Records excerpted from a collection:
===

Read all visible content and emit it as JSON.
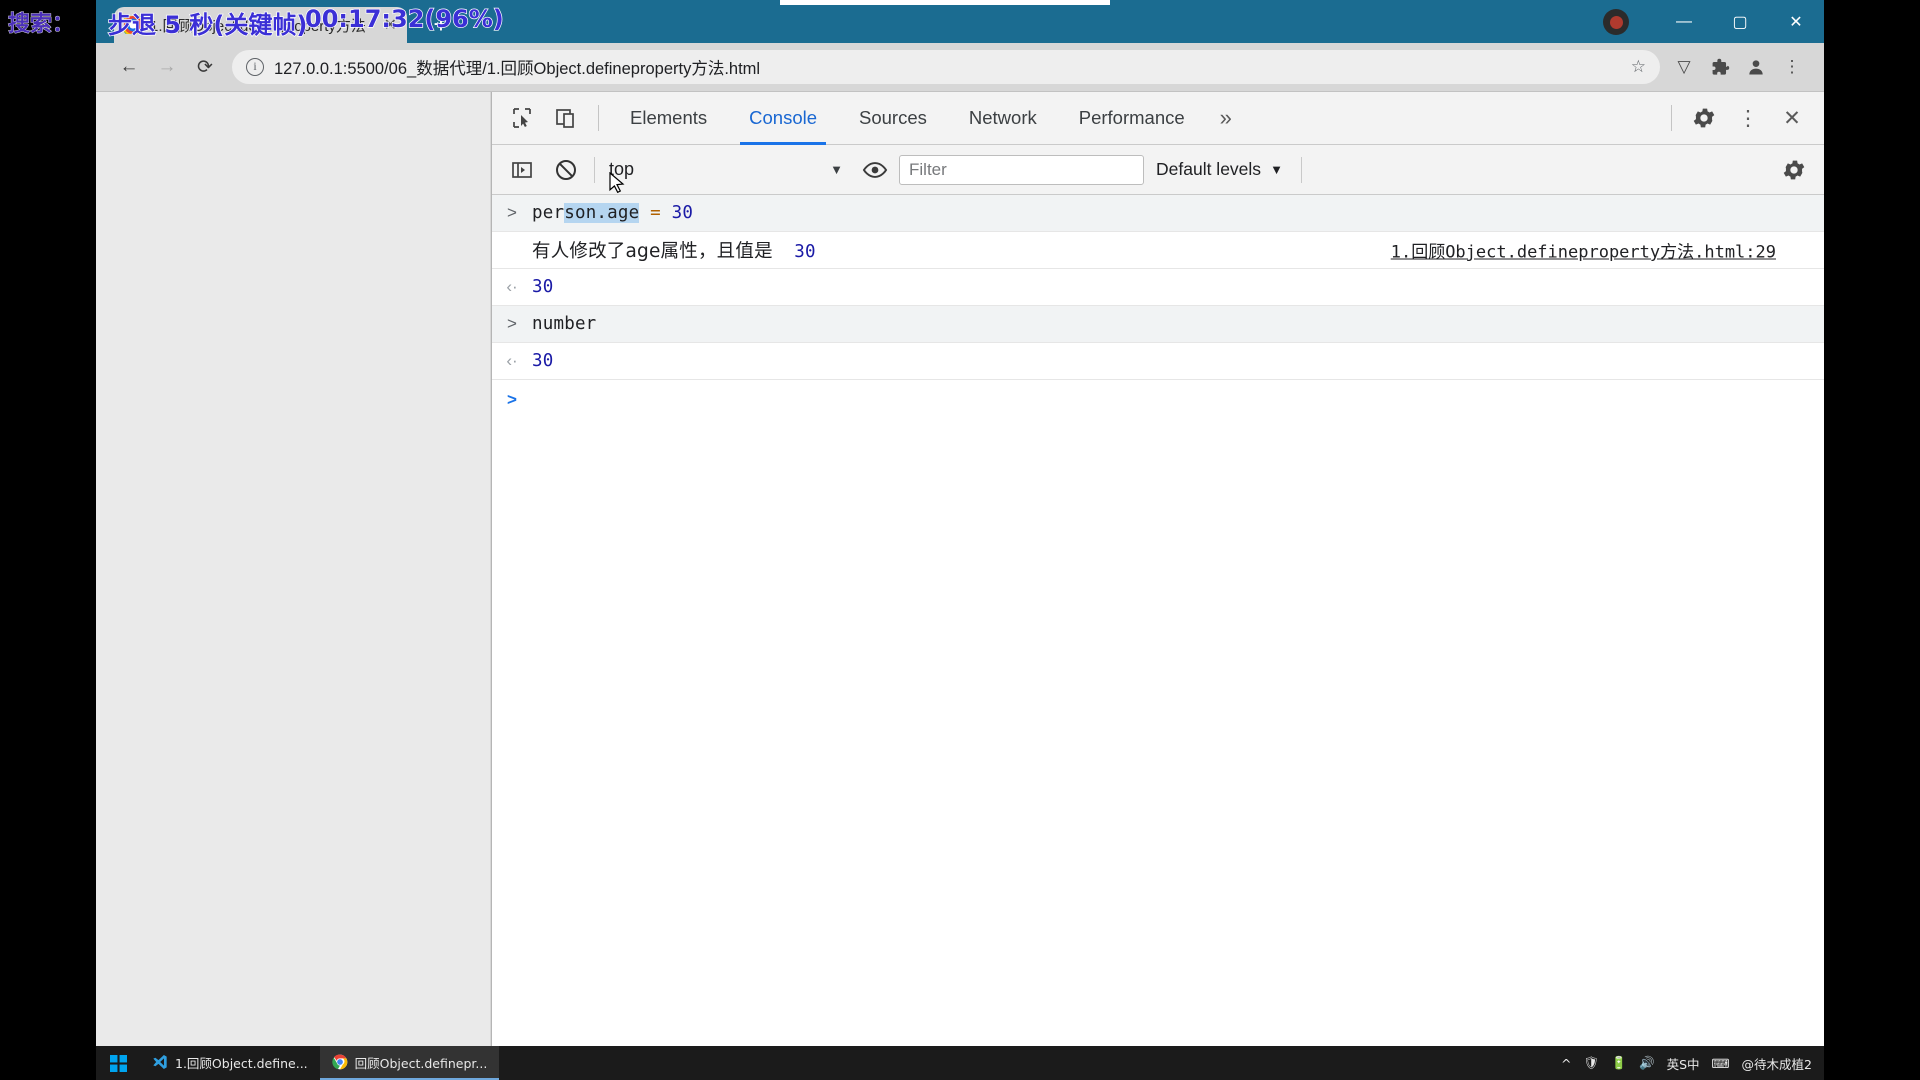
{
  "overlay": {
    "search_label": "搜索：",
    "step_label": "步退 5 秒(关键帧)",
    "timecode": "00:17:32(96%)"
  },
  "browser": {
    "tab": {
      "title": "1.回顾Object.defineproperty方法",
      "favicon_name": "chrome-favicon",
      "close_label": "✕"
    },
    "newtab_label": "+",
    "window_controls": {
      "minimize": "—",
      "maximize": "▢",
      "close": "✕"
    },
    "nav": {
      "back": "←",
      "forward": "→",
      "reload": "⟳"
    },
    "omnibox": {
      "info_glyph": "i",
      "url": "127.0.0.1:5500/06_数据代理/1.回顾Object.defineproperty方法.html",
      "star": "☆"
    },
    "toolbar_icons": [
      {
        "name": "vimium-extension-icon",
        "glyph": "▽"
      },
      {
        "name": "puzzle-extensions-icon",
        "glyph": "🧩"
      },
      {
        "name": "profile-avatar-icon",
        "glyph": "👤"
      },
      {
        "name": "chrome-menu-icon",
        "glyph": "⋮"
      }
    ]
  },
  "devtools": {
    "inspect_icon": "inspect-element-icon",
    "device_icon": "device-toolbar-icon",
    "tabs": [
      {
        "label": "Elements",
        "active": false
      },
      {
        "label": "Console",
        "active": true
      },
      {
        "label": "Sources",
        "active": false
      },
      {
        "label": "Network",
        "active": false
      },
      {
        "label": "Performance",
        "active": false
      }
    ],
    "more_tabs": "»",
    "settings_icon": "gear-icon",
    "kebab_icon": "⋮",
    "close_icon": "✕",
    "filterbar": {
      "sidebar_toggle": "console-sidebar-icon",
      "clear_icon": "clear-console-icon",
      "context": "top",
      "context_caret": "▼",
      "eye_icon": "live-expression-icon",
      "filter_placeholder": "Filter",
      "filter_value": "",
      "levels_label": "Default levels",
      "levels_caret": "▼",
      "settings_icon": "console-settings-icon"
    },
    "console_rows": [
      {
        "kind": "command",
        "icon": ">",
        "pre": "per",
        "selected": "son.age",
        "post": "",
        "op": "=",
        "num": "30",
        "source": ""
      },
      {
        "kind": "log",
        "icon": "",
        "text": "有人修改了age属性，且值是",
        "num": "30",
        "source": "1.回顾Object.defineproperty方法.html:29"
      },
      {
        "kind": "result",
        "icon": "‹·",
        "text": "",
        "num": "30",
        "source": ""
      },
      {
        "kind": "command",
        "icon": ">",
        "text": "number",
        "num": "",
        "source": ""
      },
      {
        "kind": "result",
        "icon": "‹·",
        "text": "",
        "num": "30",
        "source": ""
      },
      {
        "kind": "prompt",
        "icon": ">",
        "text": "",
        "num": "",
        "source": ""
      }
    ]
  },
  "taskbar": {
    "start_icon": "windows-start-icon",
    "tasks": [
      {
        "name": "vscode-task",
        "label": "1.回顾Object.define...",
        "icon": "vscode-icon"
      },
      {
        "name": "chrome-task",
        "label": "回顾Object.definepr...",
        "icon": "chrome-icon"
      }
    ],
    "tray": [
      {
        "name": "show-hidden-icons",
        "label": "^"
      },
      {
        "name": "security-icon",
        "label": "🛡"
      },
      {
        "name": "battery-icon",
        "label": "🔋"
      },
      {
        "name": "volume-icon",
        "label": "🔊"
      },
      {
        "name": "ime-indicator",
        "label": "英S中"
      },
      {
        "name": "ime-tray-icon",
        "label": "⌨"
      }
    ],
    "watermark": "@待木成植2"
  },
  "colors": {
    "tabstrip": "#1b6c91",
    "devtools_accent": "#1a73e8",
    "console_number": "#1a1aa6",
    "console_operator": "#b06000",
    "selection": "#b5d5f0",
    "overlay_text": "#3b2fd6"
  }
}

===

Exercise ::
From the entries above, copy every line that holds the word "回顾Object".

Result of this exercise ::
      "title": "1.回顾Object.defineproperty方法",
      "url": "127.0.0.1:5500/06_数据代理/1.回顾Object.defineproperty方法.html",
        "source": "1.回顾Object.defineproperty方法.html:29"
        "label": "1.回顾Object.define...",
        "label": "回顾Object.definepr...",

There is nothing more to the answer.